who has a financial interest in the transaction.

Ask your independent representative to provide


you with a comparative market analysis of the
property.

Ask for a copy of the land title or go to a registry


agent office and ask for a historical title search.

In the offer to purchase, include the option to


have the property appraised by a designated or
accredited member of the Appraisal Institute of
Canada or the Canadian National Association of
Real Estate Appraisers.

WHAT SHOULD I DO IF I SUSPECT A SUSPICIOUS


TRANSACTION?
Consumers should be aware of red flags which
may be indicators of a fraudulent transaction. The
existence of red flags does not guarantee a fraud,
however it should be cause for suspicion. If there are
more than two or three red flags in a transaction they
should be considered seriously.
Information on the RECA website has a list of the red
flags and four separate information bulletins. Check
these out - the time spent reading them is well worth
it.
If you have found information to be false or
misleading, contact the lender and advise them of
your findings. If the persons involved are industry
members (real estate associates/brokers, mortgage

CONSUMER TIPS

Insist on a home inspection to guard against


buying a house that has been cosmetically
renovated or formerly used as a marijuana
growing operation. Grow operators frequently use
mortgage fraud to purchase their properties.

Ask to see receipts for recent renovations.

When you make a deposit, ensure your money is


being held in trust.

Use the following resources:


To find a registry agent near you, for a


historical title search, check the Service
Alberta website www.servicealberta.
ca>Registries>Registry Agents.
To find out if a mortgage broker or real
estate professional is licensed in Alberta,
contact the Real Estate Council of Alberta
www.reca.ab.ca.

PAY ATTENTION TO THE MORTGAGE FRAUD RED


FLAGS
Someone offers you a fee to use your name and
credit information to obtain a mortgage.
You are encouraged to include false information
on a loan application.
You are asked to leave signature lines or other
important areas on a loan application blank.
The loan amount on the mortgage is significantly
higher than the value of the property.
The mortgage has been refinanced several times
and in each instance, the amount of the mortgage
has increased.
The seller or investment adviser discourages you
from seeing or inspecting the property you are
offering to purchase
Mortgage fraud is not a get rich quick scheme
its illegal. Getting involved in a mortgage scam
can damage your credit rating, your current and
future employment prospects and your professional
designation.

Did you know?


Law enforcement officials and lenders believe

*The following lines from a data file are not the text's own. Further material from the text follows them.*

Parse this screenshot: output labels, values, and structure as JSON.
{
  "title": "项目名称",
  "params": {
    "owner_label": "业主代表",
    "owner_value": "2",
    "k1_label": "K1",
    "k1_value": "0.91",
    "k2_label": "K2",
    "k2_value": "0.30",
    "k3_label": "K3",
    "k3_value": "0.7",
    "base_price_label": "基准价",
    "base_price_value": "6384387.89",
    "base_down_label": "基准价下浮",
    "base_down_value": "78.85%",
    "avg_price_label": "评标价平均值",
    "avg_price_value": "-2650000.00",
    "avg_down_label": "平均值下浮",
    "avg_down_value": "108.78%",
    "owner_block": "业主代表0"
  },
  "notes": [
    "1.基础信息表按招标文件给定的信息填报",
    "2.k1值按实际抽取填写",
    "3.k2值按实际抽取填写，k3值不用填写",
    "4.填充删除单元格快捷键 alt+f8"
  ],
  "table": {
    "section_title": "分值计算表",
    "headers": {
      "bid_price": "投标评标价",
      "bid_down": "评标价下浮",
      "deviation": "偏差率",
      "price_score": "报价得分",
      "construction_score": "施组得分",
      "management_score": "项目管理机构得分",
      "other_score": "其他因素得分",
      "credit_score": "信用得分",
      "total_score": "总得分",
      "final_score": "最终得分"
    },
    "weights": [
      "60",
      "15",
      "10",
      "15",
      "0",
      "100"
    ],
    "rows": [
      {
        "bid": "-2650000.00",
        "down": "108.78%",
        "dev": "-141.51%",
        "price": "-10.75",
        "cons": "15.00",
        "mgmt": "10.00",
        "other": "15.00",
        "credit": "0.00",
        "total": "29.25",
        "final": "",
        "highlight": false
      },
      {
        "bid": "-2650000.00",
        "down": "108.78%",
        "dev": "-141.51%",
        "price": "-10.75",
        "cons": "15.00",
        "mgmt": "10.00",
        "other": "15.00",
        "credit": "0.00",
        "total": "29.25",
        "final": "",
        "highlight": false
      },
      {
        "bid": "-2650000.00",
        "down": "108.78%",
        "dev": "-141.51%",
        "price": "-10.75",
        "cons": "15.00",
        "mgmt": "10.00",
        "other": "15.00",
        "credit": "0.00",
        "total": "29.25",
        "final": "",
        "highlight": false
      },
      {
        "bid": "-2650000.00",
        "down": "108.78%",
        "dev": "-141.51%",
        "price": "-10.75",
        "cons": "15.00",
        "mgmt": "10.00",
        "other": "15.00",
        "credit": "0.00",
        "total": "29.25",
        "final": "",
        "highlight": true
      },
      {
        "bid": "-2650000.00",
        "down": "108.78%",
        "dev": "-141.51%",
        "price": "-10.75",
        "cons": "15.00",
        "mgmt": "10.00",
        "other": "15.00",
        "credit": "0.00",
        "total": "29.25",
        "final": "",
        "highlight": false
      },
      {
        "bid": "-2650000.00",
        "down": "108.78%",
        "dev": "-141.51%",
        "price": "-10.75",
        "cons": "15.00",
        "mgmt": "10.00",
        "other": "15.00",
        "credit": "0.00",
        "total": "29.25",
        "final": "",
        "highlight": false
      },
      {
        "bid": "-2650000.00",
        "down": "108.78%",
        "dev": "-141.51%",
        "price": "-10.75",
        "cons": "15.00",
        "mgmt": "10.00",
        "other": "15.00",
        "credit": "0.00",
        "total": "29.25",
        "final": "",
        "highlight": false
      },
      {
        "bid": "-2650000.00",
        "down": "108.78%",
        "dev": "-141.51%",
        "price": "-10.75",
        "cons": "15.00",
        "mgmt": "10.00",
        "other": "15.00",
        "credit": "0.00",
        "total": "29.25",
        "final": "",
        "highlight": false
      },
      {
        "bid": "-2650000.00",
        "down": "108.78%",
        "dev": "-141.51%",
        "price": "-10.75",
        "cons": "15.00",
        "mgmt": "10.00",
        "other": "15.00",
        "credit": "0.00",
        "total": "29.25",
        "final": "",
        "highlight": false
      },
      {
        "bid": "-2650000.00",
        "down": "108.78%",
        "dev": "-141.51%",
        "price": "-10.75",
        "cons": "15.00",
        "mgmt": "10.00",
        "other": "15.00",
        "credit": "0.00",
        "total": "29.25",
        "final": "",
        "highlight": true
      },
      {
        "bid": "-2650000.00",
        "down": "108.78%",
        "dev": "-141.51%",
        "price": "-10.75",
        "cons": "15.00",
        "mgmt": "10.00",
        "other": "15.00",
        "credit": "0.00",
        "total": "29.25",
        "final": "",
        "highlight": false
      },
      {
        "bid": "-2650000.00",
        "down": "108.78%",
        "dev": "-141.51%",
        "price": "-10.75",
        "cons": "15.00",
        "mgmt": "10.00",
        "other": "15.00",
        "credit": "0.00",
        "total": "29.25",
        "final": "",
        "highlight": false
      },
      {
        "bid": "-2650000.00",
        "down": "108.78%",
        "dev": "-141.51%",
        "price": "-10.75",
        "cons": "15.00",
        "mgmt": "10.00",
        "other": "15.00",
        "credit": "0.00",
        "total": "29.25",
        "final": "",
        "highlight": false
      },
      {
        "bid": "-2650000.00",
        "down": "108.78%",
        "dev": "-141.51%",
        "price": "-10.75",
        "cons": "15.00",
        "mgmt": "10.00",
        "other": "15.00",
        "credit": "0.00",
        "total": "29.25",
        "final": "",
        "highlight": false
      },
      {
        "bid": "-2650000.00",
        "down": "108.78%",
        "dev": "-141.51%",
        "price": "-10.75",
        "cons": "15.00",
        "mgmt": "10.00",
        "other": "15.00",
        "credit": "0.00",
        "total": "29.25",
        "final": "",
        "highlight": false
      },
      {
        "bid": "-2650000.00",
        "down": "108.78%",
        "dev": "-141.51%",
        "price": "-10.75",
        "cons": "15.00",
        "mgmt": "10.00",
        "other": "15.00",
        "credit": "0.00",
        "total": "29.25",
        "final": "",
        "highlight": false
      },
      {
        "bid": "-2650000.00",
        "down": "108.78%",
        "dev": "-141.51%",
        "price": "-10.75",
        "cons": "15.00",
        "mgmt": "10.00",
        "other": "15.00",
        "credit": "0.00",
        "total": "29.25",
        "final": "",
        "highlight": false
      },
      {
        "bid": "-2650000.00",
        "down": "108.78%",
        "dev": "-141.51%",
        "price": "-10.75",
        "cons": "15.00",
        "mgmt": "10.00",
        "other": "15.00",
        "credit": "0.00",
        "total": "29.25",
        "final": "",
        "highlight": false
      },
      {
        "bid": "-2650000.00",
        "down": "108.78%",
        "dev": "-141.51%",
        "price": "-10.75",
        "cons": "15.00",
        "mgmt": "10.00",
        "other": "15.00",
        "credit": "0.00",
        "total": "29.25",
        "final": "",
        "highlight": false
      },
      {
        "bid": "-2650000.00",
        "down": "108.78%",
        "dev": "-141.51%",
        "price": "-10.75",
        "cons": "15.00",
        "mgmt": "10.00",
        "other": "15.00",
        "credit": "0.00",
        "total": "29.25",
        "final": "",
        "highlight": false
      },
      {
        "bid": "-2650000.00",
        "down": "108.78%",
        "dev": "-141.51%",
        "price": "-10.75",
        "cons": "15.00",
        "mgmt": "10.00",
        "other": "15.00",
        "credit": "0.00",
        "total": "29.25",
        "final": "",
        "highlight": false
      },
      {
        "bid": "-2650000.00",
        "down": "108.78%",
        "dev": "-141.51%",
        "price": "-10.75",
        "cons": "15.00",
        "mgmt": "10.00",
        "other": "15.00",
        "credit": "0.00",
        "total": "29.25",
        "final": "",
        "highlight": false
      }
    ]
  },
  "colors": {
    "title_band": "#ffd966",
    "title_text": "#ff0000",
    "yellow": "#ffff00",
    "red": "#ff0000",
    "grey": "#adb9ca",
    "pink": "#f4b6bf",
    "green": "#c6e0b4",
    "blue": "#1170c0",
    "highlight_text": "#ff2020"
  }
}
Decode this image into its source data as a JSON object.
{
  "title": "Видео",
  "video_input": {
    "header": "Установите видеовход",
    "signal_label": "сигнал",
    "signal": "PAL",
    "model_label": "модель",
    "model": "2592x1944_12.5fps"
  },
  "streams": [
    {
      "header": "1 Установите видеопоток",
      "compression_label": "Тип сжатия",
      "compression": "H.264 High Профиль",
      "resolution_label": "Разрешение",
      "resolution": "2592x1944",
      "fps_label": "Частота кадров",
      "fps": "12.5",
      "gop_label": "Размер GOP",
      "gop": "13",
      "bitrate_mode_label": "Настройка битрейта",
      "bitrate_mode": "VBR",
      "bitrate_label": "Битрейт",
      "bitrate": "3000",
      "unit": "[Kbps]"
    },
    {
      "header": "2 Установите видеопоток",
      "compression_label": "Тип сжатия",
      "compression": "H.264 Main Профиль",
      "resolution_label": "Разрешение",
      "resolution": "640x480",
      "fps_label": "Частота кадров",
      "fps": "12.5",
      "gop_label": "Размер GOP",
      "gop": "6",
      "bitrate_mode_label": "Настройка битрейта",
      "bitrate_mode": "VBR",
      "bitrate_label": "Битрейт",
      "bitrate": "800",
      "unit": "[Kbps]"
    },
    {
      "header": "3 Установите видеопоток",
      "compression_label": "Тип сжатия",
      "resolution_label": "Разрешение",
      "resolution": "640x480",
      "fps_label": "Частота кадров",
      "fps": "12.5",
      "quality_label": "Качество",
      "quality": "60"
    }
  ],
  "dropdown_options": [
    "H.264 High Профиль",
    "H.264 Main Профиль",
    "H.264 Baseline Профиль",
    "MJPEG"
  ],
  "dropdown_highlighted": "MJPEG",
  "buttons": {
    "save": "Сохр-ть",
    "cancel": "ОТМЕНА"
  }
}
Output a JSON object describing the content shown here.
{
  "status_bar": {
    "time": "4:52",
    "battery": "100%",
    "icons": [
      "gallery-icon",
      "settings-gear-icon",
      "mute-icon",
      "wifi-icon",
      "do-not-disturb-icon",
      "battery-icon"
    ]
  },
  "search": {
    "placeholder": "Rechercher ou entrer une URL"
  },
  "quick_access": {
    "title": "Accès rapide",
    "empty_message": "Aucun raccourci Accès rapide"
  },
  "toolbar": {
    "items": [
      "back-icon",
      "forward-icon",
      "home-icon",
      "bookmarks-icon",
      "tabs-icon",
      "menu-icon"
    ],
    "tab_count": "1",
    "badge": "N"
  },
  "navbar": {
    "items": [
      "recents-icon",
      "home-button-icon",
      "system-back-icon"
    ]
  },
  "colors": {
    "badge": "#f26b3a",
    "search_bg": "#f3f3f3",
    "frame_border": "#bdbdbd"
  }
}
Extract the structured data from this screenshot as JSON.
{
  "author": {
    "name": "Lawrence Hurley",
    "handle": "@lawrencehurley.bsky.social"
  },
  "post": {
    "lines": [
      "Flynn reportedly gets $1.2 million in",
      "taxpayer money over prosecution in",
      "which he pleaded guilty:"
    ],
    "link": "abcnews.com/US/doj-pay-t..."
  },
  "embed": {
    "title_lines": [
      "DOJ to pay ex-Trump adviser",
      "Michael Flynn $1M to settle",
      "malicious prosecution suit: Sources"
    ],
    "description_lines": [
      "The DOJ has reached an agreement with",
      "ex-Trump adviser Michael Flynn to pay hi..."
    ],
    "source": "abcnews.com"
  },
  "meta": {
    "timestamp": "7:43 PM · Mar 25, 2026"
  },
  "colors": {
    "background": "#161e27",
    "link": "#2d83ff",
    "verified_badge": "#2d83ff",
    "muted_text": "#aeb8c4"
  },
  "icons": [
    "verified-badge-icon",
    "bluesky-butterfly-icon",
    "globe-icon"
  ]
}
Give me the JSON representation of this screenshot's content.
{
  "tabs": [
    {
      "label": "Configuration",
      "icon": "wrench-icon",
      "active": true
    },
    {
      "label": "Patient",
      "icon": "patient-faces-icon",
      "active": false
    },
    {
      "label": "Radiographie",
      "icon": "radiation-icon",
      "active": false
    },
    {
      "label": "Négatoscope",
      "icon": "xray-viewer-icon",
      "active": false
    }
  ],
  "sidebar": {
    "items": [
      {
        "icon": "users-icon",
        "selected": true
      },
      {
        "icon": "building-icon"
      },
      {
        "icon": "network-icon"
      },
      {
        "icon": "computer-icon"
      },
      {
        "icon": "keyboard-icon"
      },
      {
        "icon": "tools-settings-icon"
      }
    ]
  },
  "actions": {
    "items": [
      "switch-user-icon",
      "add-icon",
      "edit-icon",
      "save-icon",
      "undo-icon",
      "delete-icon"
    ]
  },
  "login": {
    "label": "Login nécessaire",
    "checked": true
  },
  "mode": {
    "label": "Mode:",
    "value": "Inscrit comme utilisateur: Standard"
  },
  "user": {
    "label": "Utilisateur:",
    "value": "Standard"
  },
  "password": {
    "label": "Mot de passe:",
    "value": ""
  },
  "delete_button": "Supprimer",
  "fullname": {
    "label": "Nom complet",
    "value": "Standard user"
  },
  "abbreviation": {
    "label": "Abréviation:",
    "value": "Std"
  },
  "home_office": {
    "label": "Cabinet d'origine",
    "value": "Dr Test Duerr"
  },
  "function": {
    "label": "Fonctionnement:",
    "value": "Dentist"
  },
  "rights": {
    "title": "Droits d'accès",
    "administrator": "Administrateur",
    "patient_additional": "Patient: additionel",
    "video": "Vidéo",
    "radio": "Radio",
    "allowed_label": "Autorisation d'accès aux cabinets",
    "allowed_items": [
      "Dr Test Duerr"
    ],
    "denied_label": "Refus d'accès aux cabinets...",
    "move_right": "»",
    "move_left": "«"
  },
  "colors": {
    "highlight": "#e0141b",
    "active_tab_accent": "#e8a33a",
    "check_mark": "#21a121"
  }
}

that 10-15 per cent of all mortgage applications
contain false information.

Lenders can and do sue individuals who


participate in mortgage fraud.

FOR MORE INFORMATION


Consumer Contact Centre
Edmonton: 780-427-4088
Toll-free in Alberta: 1-877-427-4088
Queens Printer Bookstore
You may purchase Acts and regulations from the
Queens Printer Bookstore:
10611 - 98 Avenue, Edmonton, Alberta T5K 2P7
Edmonton: 780-427-4952
Toll-free in Alberta: Dial 310-0000 then 780-427-4952
These are also free for you to download in the pdf or
html formats at www.qp.alberta.ca
Alberta Securities Commission (ASC)
If you think you have been involved in or become
aware of a mortgage fraud that involves securities,
please contact:
ASC Public Inquiries
Toll-free: 1-877-355-4488
www.albertasecurities.com
Produced in cooperation with the Real Estate Council
of Alberta (RECA).
A current version of this and other consumer
publications are available at the Service Alberta website
www.servicealberta.ca. Most public libraries have Internet
access if you dont have access at home. If you need
more copies of this publication, you have permission to
photocopy.

07/12